## Instructions to follow
Line by line, print the records exactly as they are, dropping the pictures.
*** Begin section ***
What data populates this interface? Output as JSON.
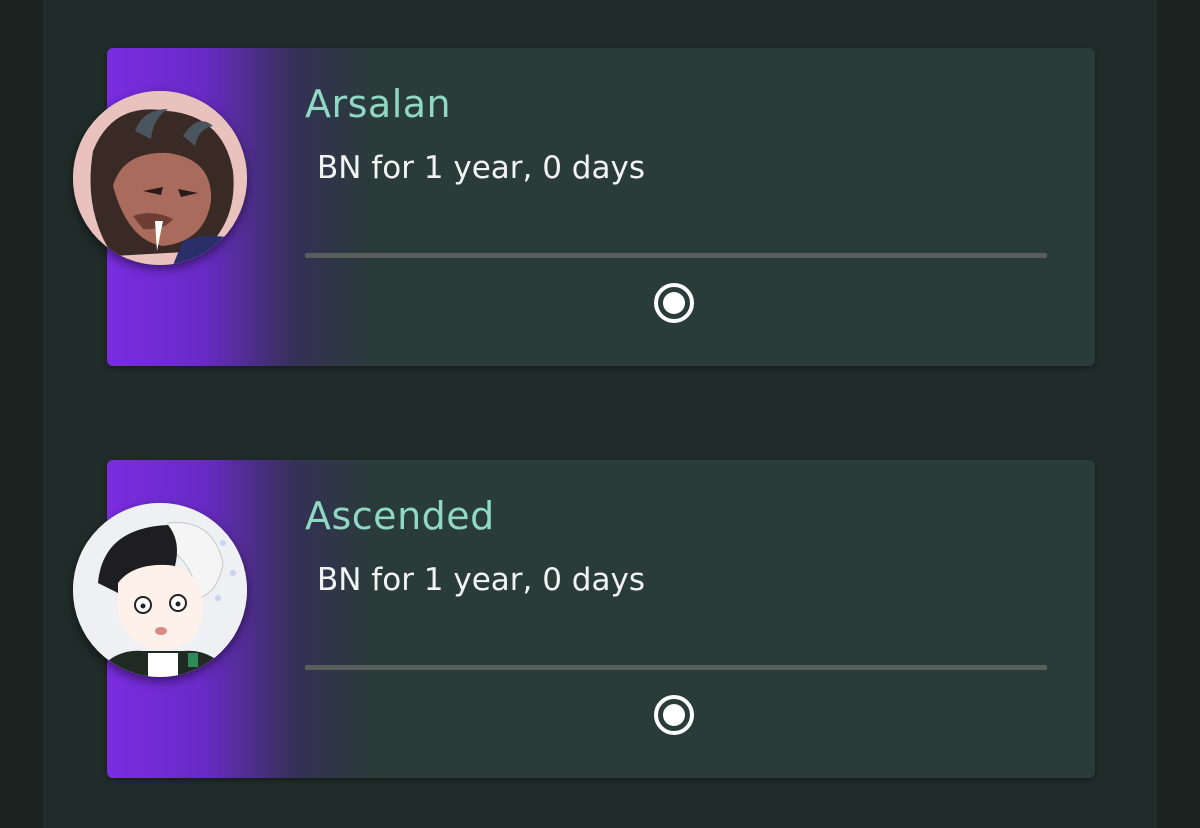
{
  "users": [
    {
      "name": "Arsalan",
      "tenure": "BN for 1 year, 0 days",
      "avatar_icon": "lion-demon-avatar",
      "accent_color": "#7a2de0",
      "name_color": "#8fd8c2"
    },
    {
      "name": "Ascended",
      "tenure": "BN for 1 year, 0 days",
      "avatar_icon": "anime-boy-avatar",
      "accent_color": "#7a2de0",
      "name_color": "#8fd8c2"
    }
  ],
  "colors": {
    "background": "#1b2321",
    "panel": "#202c29",
    "card": "#2a3c39",
    "divider": "#595e5c",
    "text": "#f2f4f3"
  }
}
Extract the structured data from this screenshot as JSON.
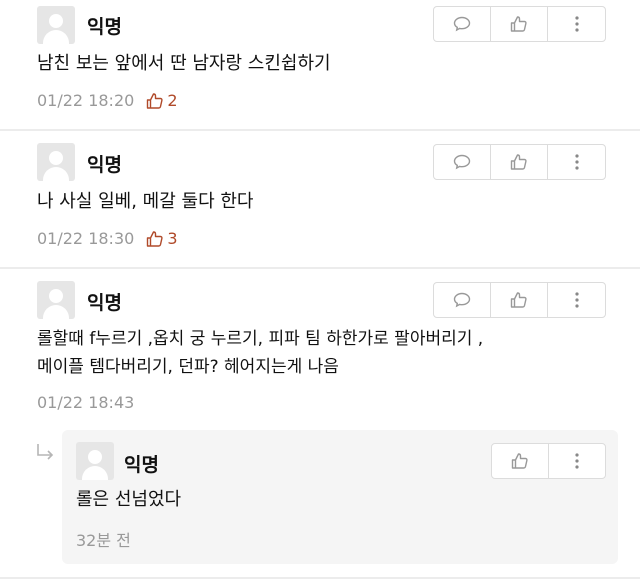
{
  "icons": {
    "comment": "speech-bubble-icon",
    "like": "thumbs-up-icon",
    "more": "vertical-dots-icon",
    "reply_arrow": "reply-arrow-icon"
  },
  "colors": {
    "like_count": "#b04a2a",
    "meta": "#999999",
    "divider": "#ececec",
    "reply_bg": "#f5f5f5"
  },
  "comments": [
    {
      "author": "익명",
      "text": "남친 보는 앞에서 딴 남자랑 스킨쉽하기",
      "time": "01/22 18:20",
      "likes": "2"
    },
    {
      "author": "익명",
      "text": "나 사실 일베, 메갈 둘다 한다",
      "time": "01/22 18:30",
      "likes": "3"
    },
    {
      "author": "익명",
      "text_line1": "롤할때 f누르기 ,옵치 궁 누르기, 피파 팀 하한가로 팔아버리기 ,",
      "text_line2": "메이플 템다버리기, 던파? 헤어지는게 나음",
      "time": "01/22 18:43"
    }
  ],
  "reply": {
    "author": "익명",
    "text": "롤은 선넘었다",
    "time": "32분 전"
  }
}
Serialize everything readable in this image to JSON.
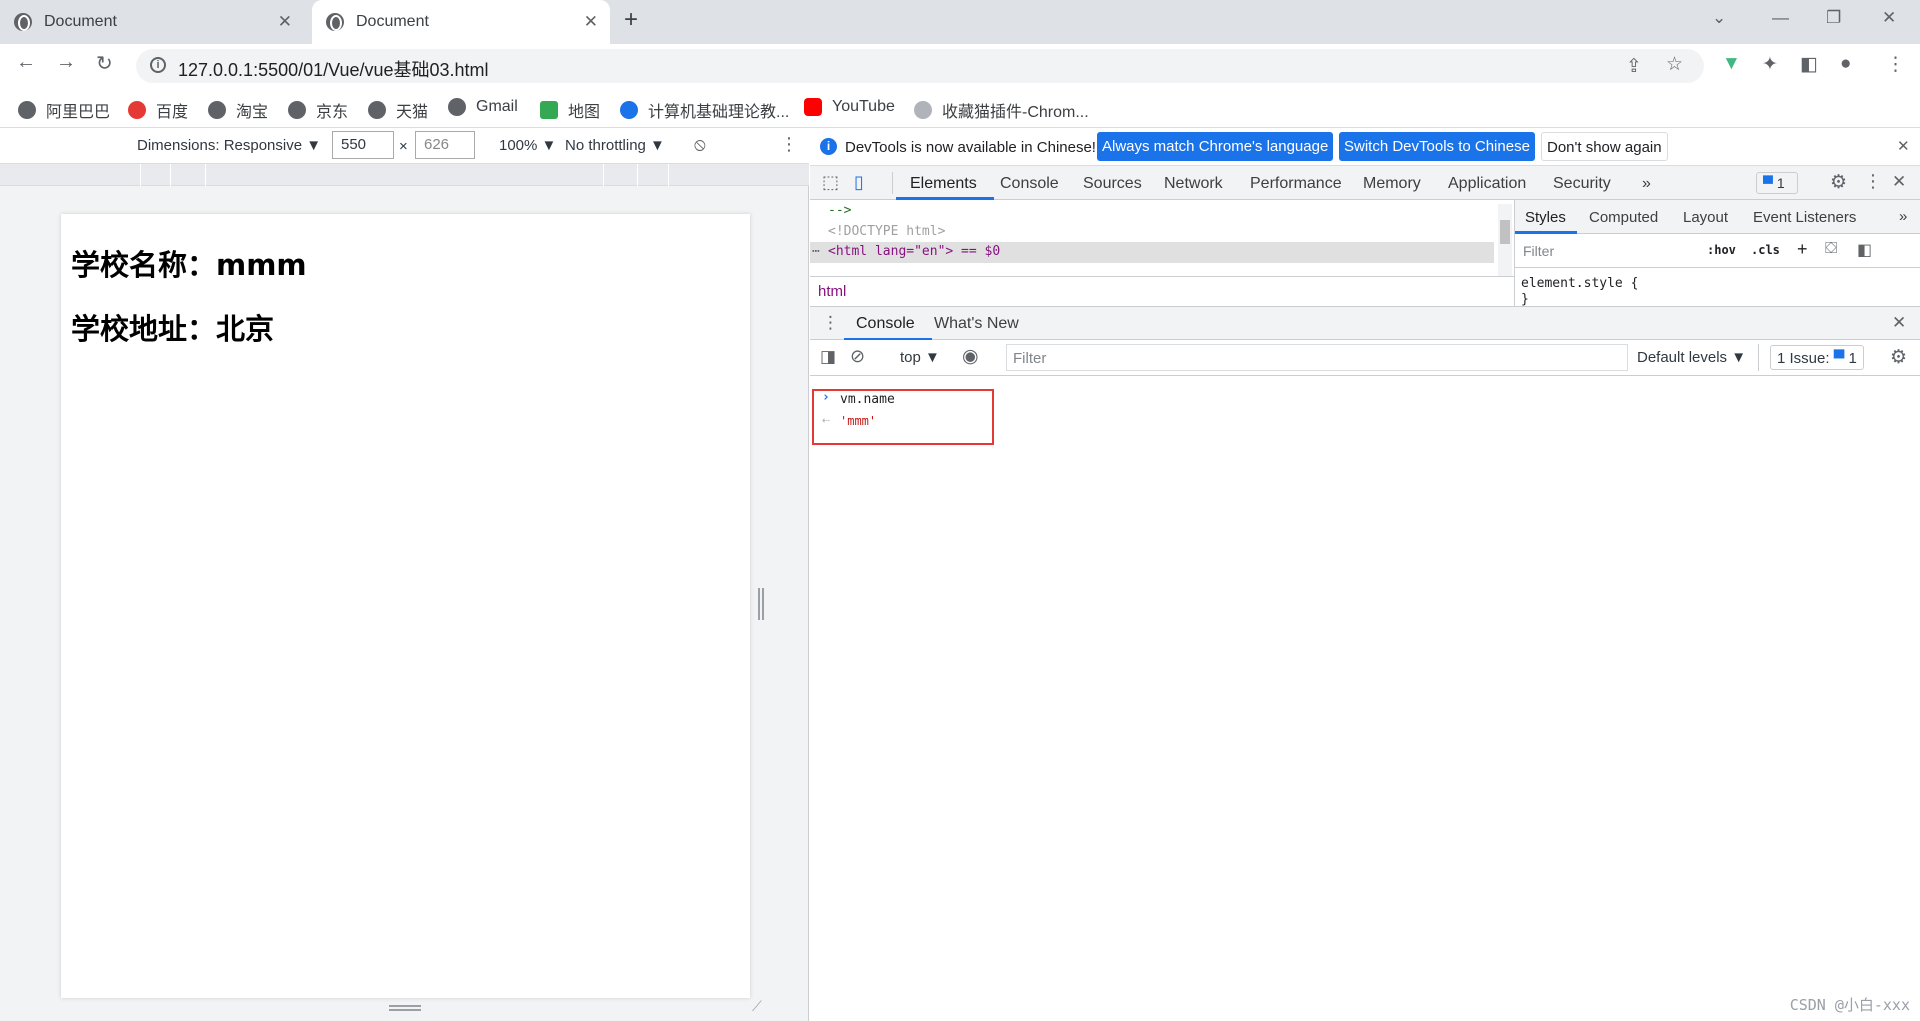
{
  "browser": {
    "tabs": [
      {
        "title": "Document"
      },
      {
        "title": "Document"
      }
    ],
    "url": "127.0.0.1:5500/01/Vue/vue基础03.html",
    "bookmarks": [
      "阿里巴巴",
      "百度",
      "淘宝",
      "京东",
      "天猫",
      "Gmail",
      "地图",
      "计算机基础理论教...",
      "YouTube",
      "收藏猫插件-Chrom..."
    ]
  },
  "device_toolbar": {
    "dimensions": "Dimensions: Responsive ▼",
    "width": "550",
    "height": "626",
    "zoom": "100% ▼",
    "throttling": "No throttling ▼"
  },
  "page": {
    "school_name": "学校名称：mmm",
    "school_address": "学校地址：北京"
  },
  "devtools": {
    "info_text": "DevTools is now available in Chinese!",
    "btn_match": "Always match Chrome's language",
    "btn_switch": "Switch DevTools to Chinese",
    "btn_dont_show": "Don't show again",
    "tabs": [
      "Elements",
      "Console",
      "Sources",
      "Network",
      "Performance",
      "Memory",
      "Application",
      "Security"
    ],
    "issues_badge": "1",
    "elements_lines": [
      "-->",
      "<!DOCTYPE html>",
      "<html lang=\"en\"> == $0"
    ],
    "breadcrumb": "html",
    "styles_tabs": [
      "Styles",
      "Computed",
      "Layout",
      "Event Listeners"
    ],
    "styles_filter": "Filter",
    "hov": ":hov",
    "cls": ".cls",
    "element_style": "element.style {",
    "drawer_tabs": [
      "Console",
      "What's New"
    ],
    "context": "top ▼",
    "console_filter": "Filter",
    "levels": "Default levels ▼",
    "issues": "1 Issue:",
    "issues_count": "1",
    "input": "vm.name",
    "output": "'mmm'"
  },
  "watermark": "CSDN @小白-xxx"
}
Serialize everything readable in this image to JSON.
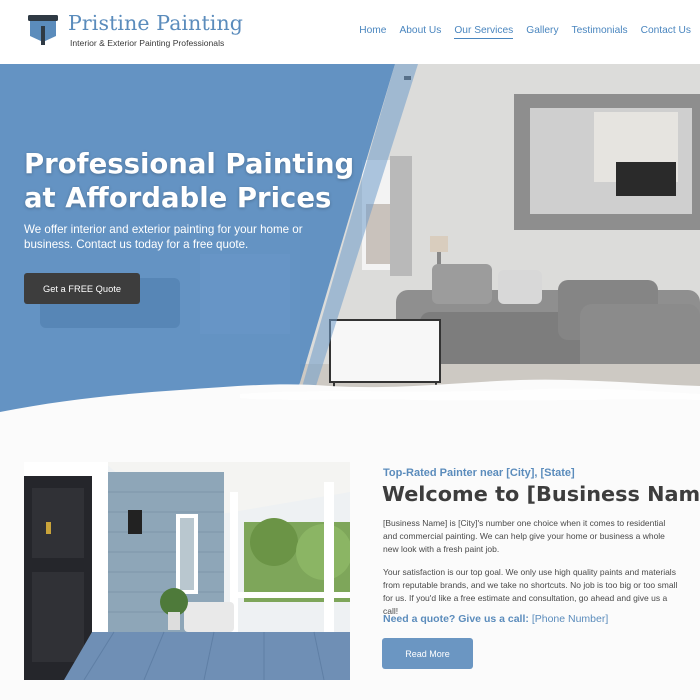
{
  "brand": {
    "name": "Pristine Painting",
    "tagline": "Interior & Exterior Painting Professionals",
    "logo_icon": "paint-roller-icon"
  },
  "nav": {
    "items": [
      {
        "label": "Home"
      },
      {
        "label": "About Us"
      },
      {
        "label": "Our Services"
      },
      {
        "label": "Gallery"
      },
      {
        "label": "Testimonials"
      },
      {
        "label": "Contact Us"
      }
    ]
  },
  "hero": {
    "title": "Professional Painting at Affordable Prices",
    "subtitle": "We offer interior and exterior painting for your home or business. Contact us today for a free quote.",
    "cta_label": "Get a FREE Quote"
  },
  "welcome": {
    "eyebrow": "Top-Rated Painter near [City], [State]",
    "title": "Welcome to [Business Name]",
    "paragraph_1": "[Business Name] is [City]'s number one choice when it comes to residential and commercial painting. We can help give your home or business a whole new look with a fresh paint job.",
    "paragraph_2": "Your satisfaction is our top goal. We only use high quality paints and materials from reputable brands, and we take no shortcuts. No job is too big or too small for us. If you'd like a free estimate and consultation, go ahead and give us a call!",
    "call_label": "Need a quote? Give us a call:",
    "call_phone": "[Phone Number]",
    "read_more_label": "Read More"
  },
  "colors": {
    "accent": "#5b8cbc",
    "hero_overlay": "#4f86be",
    "button_dark": "#3d3d3d",
    "button_blue": "#6b96c2"
  }
}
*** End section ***
## Exercise response
What data populates this interface? Output as JSON.
{
  "users": [
    {
      "name": "Arsalan",
      "tenure": "BN for 1 year, 0 days",
      "avatar_icon": "lion-demon-avatar",
      "accent_color": "#7a2de0",
      "name_color": "#8fd8c2"
    },
    {
      "name": "Ascended",
      "tenure": "BN for 1 year, 0 days",
      "avatar_icon": "anime-boy-avatar",
      "accent_color": "#7a2de0",
      "name_color": "#8fd8c2"
    }
  ],
  "colors": {
    "background": "#1b2321",
    "panel": "#202c29",
    "card": "#2a3c39",
    "divider": "#595e5c",
    "text": "#f2f4f3"
  }
}
Extract the structured data from this screenshot as JSON.
{
  "icons": {
    "comment": "speech-bubble-icon",
    "like": "thumbs-up-icon",
    "more": "vertical-dots-icon",
    "reply_arrow": "reply-arrow-icon"
  },
  "colors": {
    "like_count": "#b04a2a",
    "meta": "#999999",
    "divider": "#ececec",
    "reply_bg": "#f5f5f5"
  },
  "comments": [
    {
      "author": "익명",
      "text": "남친 보는 앞에서 딴 남자랑 스킨쉽하기",
      "time": "01/22 18:20",
      "likes": "2"
    },
    {
      "author": "익명",
      "text": "나 사실 일베, 메갈 둘다 한다",
      "time": "01/22 18:30",
      "likes": "3"
    },
    {
      "author": "익명",
      "text_line1": "롤할때 f누르기 ,옵치 궁 누르기, 피파 팀 하한가로 팔아버리기 ,",
      "text_line2": "메이플 템다버리기, 던파? 헤어지는게 나음",
      "time": "01/22 18:43"
    }
  ],
  "reply": {
    "author": "익명",
    "text": "롤은 선넘었다",
    "time": "32분 전"
  }
}
Serialize everything readable in this image to JSON.
{
  "browser": {
    "tabs": [
      {
        "title": "Document"
      },
      {
        "title": "Document"
      }
    ],
    "url": "127.0.0.1:5500/01/Vue/vue基础03.html",
    "bookmarks": [
      "阿里巴巴",
      "百度",
      "淘宝",
      "京东",
      "天猫",
      "Gmail",
      "地图",
      "计算机基础理论教...",
      "YouTube",
      "收藏猫插件-Chrom..."
    ]
  },
  "device_toolbar": {
    "dimensions": "Dimensions: Responsive ▼",
    "width": "550",
    "height": "626",
    "zoom": "100% ▼",
    "throttling": "No throttling ▼"
  },
  "page": {
    "school_name": "学校名称：mmm",
    "school_address": "学校地址：北京"
  },
  "devtools": {
    "info_text": "DevTools is now available in Chinese!",
    "btn_match": "Always match Chrome's language",
    "btn_switch": "Switch DevTools to Chinese",
    "btn_dont_show": "Don't show again",
    "tabs": [
      "Elements",
      "Console",
      "Sources",
      "Network",
      "Performance",
      "Memory",
      "Application",
      "Security"
    ],
    "issues_badge": "1",
    "elements_lines": [
      "-->",
      "<!DOCTYPE html>",
      "<html lang=\"en\"> == $0"
    ],
    "breadcrumb": "html",
    "styles_tabs": [
      "Styles",
      "Computed",
      "Layout",
      "Event Listeners"
    ],
    "styles_filter": "Filter",
    "hov": ":hov",
    "cls": ".cls",
    "element_style": "element.style {",
    "drawer_tabs": [
      "Console",
      "What's New"
    ],
    "context": "top ▼",
    "console_filter": "Filter",
    "levels": "Default levels ▼",
    "issues": "1 Issue:",
    "issues_count": "1",
    "input": "vm.name",
    "output": "'mmm'"
  },
  "watermark": "CSDN @小白-xxx"
}
Serialize everything readable in this image to JSON.
{
  "brand": {
    "name": "Pristine Painting",
    "tagline": "Interior & Exterior Painting Professionals",
    "logo_icon": "paint-roller-icon"
  },
  "nav": {
    "items": [
      {
        "label": "Home"
      },
      {
        "label": "About Us"
      },
      {
        "label": "Our Services"
      },
      {
        "label": "Gallery"
      },
      {
        "label": "Testimonials"
      },
      {
        "label": "Contact Us"
      }
    ]
  },
  "hero": {
    "title": "Professional Painting at Affordable Prices",
    "subtitle": "We offer interior and exterior painting for your home or business. Contact us today for a free quote.",
    "cta_label": "Get a FREE Quote"
  },
  "welcome": {
    "eyebrow": "Top-Rated Painter near [City], [State]",
    "title": "Welcome to [Business Name]",
    "paragraph_1": "[Business Name] is [City]'s number one choice when it comes to residential and commercial painting. We can help give your home or business a whole new look with a fresh paint job.",
    "paragraph_2": "Your satisfaction is our top goal. We only use high quality paints and materials from reputable brands, and we take no shortcuts. No job is too big or too small for us. If you'd like a free estimate and consultation, go ahead and give us a call!",
    "call_label": "Need a quote? Give us a call:",
    "call_phone": "[Phone Number]",
    "read_more_label": "Read More"
  },
  "colors": {
    "accent": "#5b8cbc",
    "hero_overlay": "#4f86be",
    "button_dark": "#3d3d3d",
    "button_blue": "#6b96c2"
  }
}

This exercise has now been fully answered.